In this guest seminar for the Centre for Research on Education and Social Justice, Dr Oakley Welply of Durham University presented her recently published analysis of discourses of discrimination towards Muslim children. She drew on case studies with two primary schools (one in France and one in England) which were conducted as part of her doctoral research and consisted of focus groups, individual interviews and some pupil diaries. Setting the scene for the recent use of these case studies, Dr Welply invoked discussion from European heads of state who claimed that “multiculturalism is dead”. She explained that in the wake of terrorist attacks in Western Europe over the last few years a “climate of fear and mistrust” has surrounded discourses of Muslims in education.
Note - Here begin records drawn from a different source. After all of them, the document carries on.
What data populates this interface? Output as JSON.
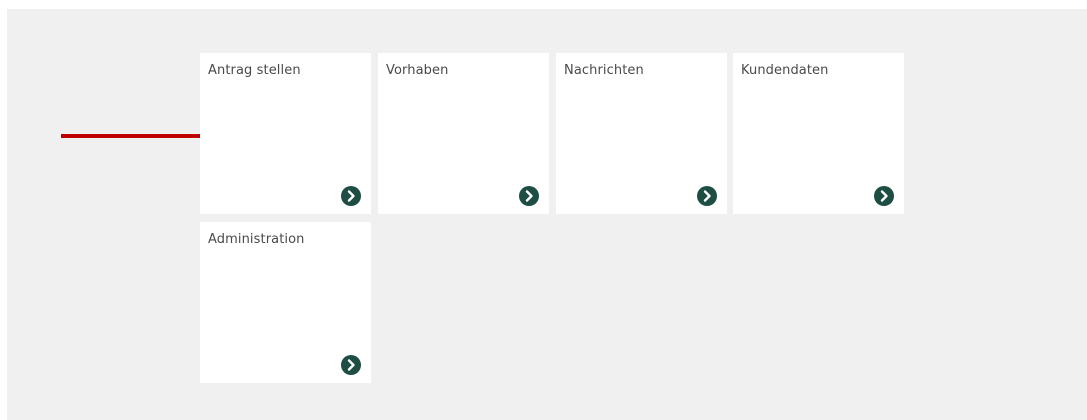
{
  "tiles": [
    {
      "label": "Antrag stellen",
      "action_icon": "chevron-right-circle-icon"
    },
    {
      "label": "Vorhaben",
      "action_icon": "chevron-right-circle-icon"
    },
    {
      "label": "Nachrichten",
      "action_icon": "chevron-right-circle-icon"
    },
    {
      "label": "Kundendaten",
      "action_icon": "chevron-right-circle-icon"
    },
    {
      "label": "Administration",
      "action_icon": "chevron-right-circle-icon"
    }
  ],
  "annotation": {
    "icon": "red-arrow-right-icon",
    "color": "#c00000"
  },
  "colors": {
    "background": "#f0f0f0",
    "tile": "#ffffff",
    "accent": "#1e4d44",
    "label": "#4a4a4a"
  }
}
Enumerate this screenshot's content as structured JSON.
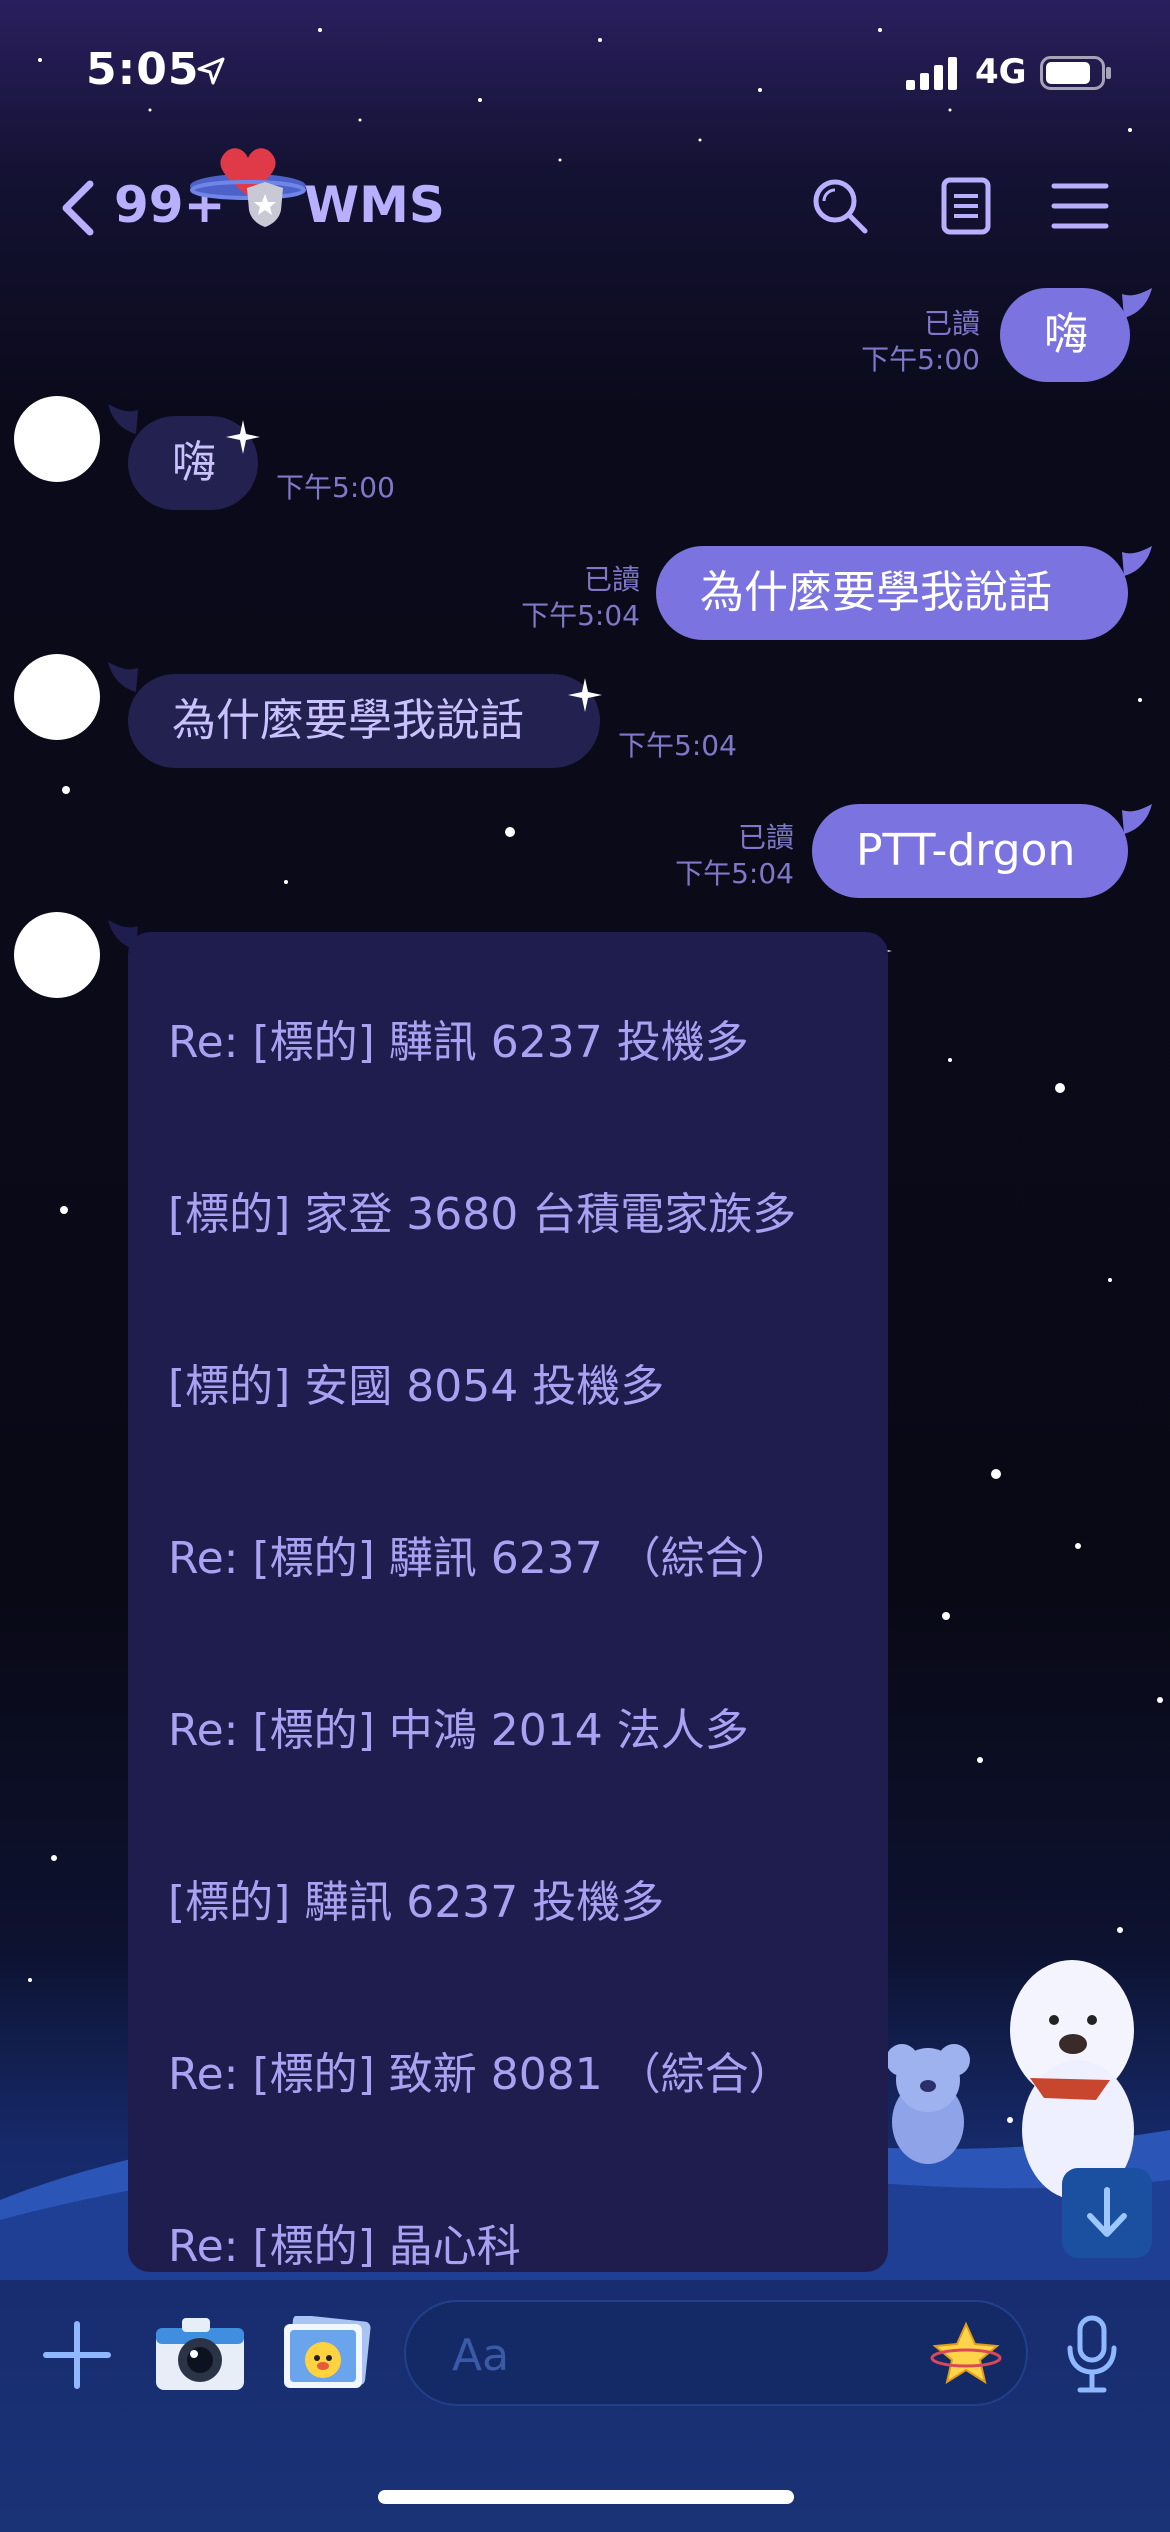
{
  "status_bar": {
    "time": "5:05",
    "network": "4G"
  },
  "header": {
    "unread_count": "99+",
    "chat_name": "WMS"
  },
  "messages": [
    {
      "side": "out",
      "text": "嗨",
      "read": "已讀",
      "time": "下午5:00"
    },
    {
      "side": "in",
      "text": "嗨",
      "time": "下午5:00"
    },
    {
      "side": "out",
      "text": "為什麼要學我說話",
      "read": "已讀",
      "time": "下午5:04"
    },
    {
      "side": "in",
      "text": "為什麼要學我說話",
      "time": "下午5:04"
    },
    {
      "side": "out",
      "text": "PTT-drgon",
      "read": "已讀",
      "time": "下午5:04"
    }
  ],
  "list_message": {
    "items": [
      "Re: [標的] 驊訊 6237 投機多",
      "[標的] 家登 3680 台積電家族多",
      "[標的] 安國 8054 投機多",
      "Re: [標的] 驊訊 6237 （綜合）",
      "Re: [標的] 中鴻 2014 法人多",
      "[標的] 驊訊 6237 投機多",
      "Re: [標的] 致新 8081 （綜合）",
      "Re: [標的] 晶心科"
    ]
  },
  "input_bar": {
    "placeholder": "Aa"
  },
  "colors": {
    "outgoing_bubble": "#7b73e0",
    "incoming_bubble": "#23214f",
    "accent": "#b8b0ff"
  }
}
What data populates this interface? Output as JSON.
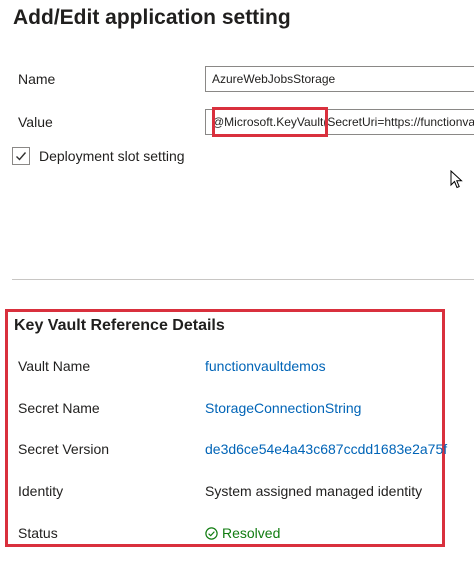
{
  "title": "Add/Edit application setting",
  "form": {
    "name_label": "Name",
    "name_value": "AzureWebJobsStorage",
    "value_label": "Value",
    "value_value": "@Microsoft.KeyVault(SecretUri=https://functionvault",
    "slot_setting_label": "Deployment slot setting",
    "slot_setting_checked": true
  },
  "key_vault": {
    "title": "Key Vault Reference Details",
    "rows": [
      {
        "label": "Vault Name",
        "value": "functionvaultdemos",
        "link": true
      },
      {
        "label": "Secret Name",
        "value": "StorageConnectionString",
        "link": true
      },
      {
        "label": "Secret Version",
        "value": "de3d6ce54e4a43c687ccdd1683e2a75f",
        "link": true
      },
      {
        "label": "Identity",
        "value": "System assigned managed identity",
        "link": false
      },
      {
        "label": "Status",
        "value": "Resolved",
        "link": false
      }
    ]
  },
  "colors": {
    "highlight": "#d9303d",
    "link": "#0064b7",
    "success": "#107c10"
  },
  "icons": {
    "checkbox": "checkmark-icon",
    "cursor": "mouse-pointer-icon",
    "status": "check-circle-icon"
  }
}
National media discourses in the UK has presented Islam as a threatening ‘other’ and reported responses have included the securitisation of public spheres and Prevent strategy. Similarly, in France Islam has been central to debates around integration in schools, though these have been related to the concepts of French republicanism and laïcité (secularism).
It is within these national and political contexts that Welply has turned her attention to analysing the case studies. She used a lens of Critical Race Theory, considering Microagressions, and a broader framework of Critical Discourse Analysis. These theories offer a way to conceptualise the pervasive and cumulative nature of discrimination (Atwood and López 2014; Peréz Huber and Solórzano 2015 etc), while also considering the ways in which victims of “subtle forms of racism” may be caught in a double-bind between not reacting but being offended, or being seen as oversensitive (Kholi and Solórzano 2012, p.446).
At the English school, students’ responses reflected 4 main themes of discourse: essentialising segregation, using discursive buffers, intersecting otherness and constructing the threatening ‘other’. Through ‘otherizing’ talk, pupils at the English school suggested that segregation of social groups was natural and displaced blame to the ‘other’. Of particular interest was the use of discursive buffers to frame implicit racism as non-offensive e.g. “I’m not being offensive but…”; “I am not trying to be like mean or anything” and “I’m not being racist or anything”. In these semantic manoeuvres, pupils constructed themselves as different from ‘other’ while simultaneously silencing potential rebuttal.
At the French school the principle of secularism and the universal French republic influenced the discourses found in pupils’ utterances about religion and difference – in which religion was seen as illegitimate in the school forum, and as such, no public space was available for discussion of difference. Welply found that participants in France constructed an undesirable ‘Arab other’ rather than focusing on religion, and normalised the idea of ‘otherness’, thus actually reversing norms.
In her own words, Dr Welply recognised that the findings here “present more questions than answers” but recommended critical literacy and open fora for the discussion of difference in schools. Her seminar gave a comprehensive view of media discourses on the topic, which provided ample rationale for her analysis. Her in depth analysis of the conversations between primary school students provided much insight into the ways in which racism and Islamophobia pervade education.
Dr Oakleigh Welply is a Lecturer in the School of Education at Durham University. More information about her research and for recent publications, look at her staff profile.
Image By Azlan Mohamed from Maebashi, Japan.